Samuel, a Jewish prisoner in Nineveh, laments his fate and the sins of the city. Jonas arrives and tells him about the mission God has entrusted him with - to exhort the inhabitants to repent if they do not want to be punished. Then, he tells him about his adventure at sea and how he was swallowed by a whale.

Once at the gate of Nineveh, Jonas is stopped by a guard who enquires about his intentions and tells him about the great size of the city. An Epicure appears and declares that one must eat, drink and live in constant pleasure. Jonas, standing in a square of the city, and encouraged by God, shouts three times at Nineveh, announcing the destruction of the city in forty days, should its inhabitants choose not to repent beforehand. Mean children come to mock him, but they are reprimanded by an employee of the city. The Bailiff makes enquiries about the situation; he takes Jonas’ prophecy seriously and orders the inhabitants of the city to repent and pray.

Two peasants appear. One of them believes in Jonas' prediction, while the other does not. The same contrast is found between two virgins, and then two worried nobles. A big gourd seedling grows above Jonas to protect him from the burning sun.

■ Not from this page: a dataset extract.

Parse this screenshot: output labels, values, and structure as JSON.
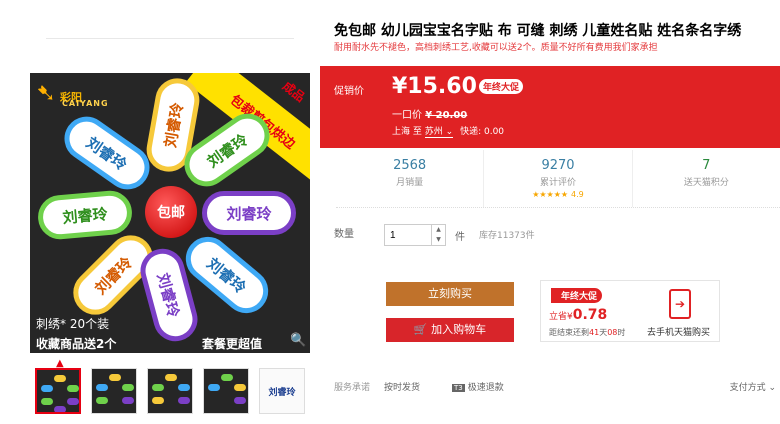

The Chancellor and the King arrive and they reflect on what they should do. The king decides to issue an edict which would force his subjects to repent, then gives up on his royal insignia, dons a sackcloth, and sprinkles ashes on himself in order to expiate his sins.

On the fortieth day, the King presents himself before God who forgives them, moved by the sincerity of the repentance of the inhabitants of Nineveh. Jonas is angry about this turnaround, but he eventually submits to the divine decision. The play ends with an address to the audience which builds a link between Nineveh’s sins and those of the present, assuring that God will also forgive anyone who repents.

Related works
Book of Jonah (Old Testament)
Composition date

First performance

Augsburg, Germany, 1578 -

First performance which can be traced

Publications and translations


Jonas. Ein lustigs, auch kurtzes, und nicht minder nutzes Spiel von der Bußpredigt Jona des Propheten zu Ninive, Und wie alles Volck der Stadt, seinen Worten glaubt, und ernstliche Buß gethan habe, durch Simon Rothen und Balthasar Klein in einfeltige Reimen gestellt. Schweinfurt: Valentin Kröner, 1582.

Conservation place

Biblioteka Jagiellońska - Cracovie, Poland
Literary tones
Religious, Fantasy
Animations techniques
Giant marionette
Not specified
Public domain


Theatrical techniques


Written by

Didier Plassard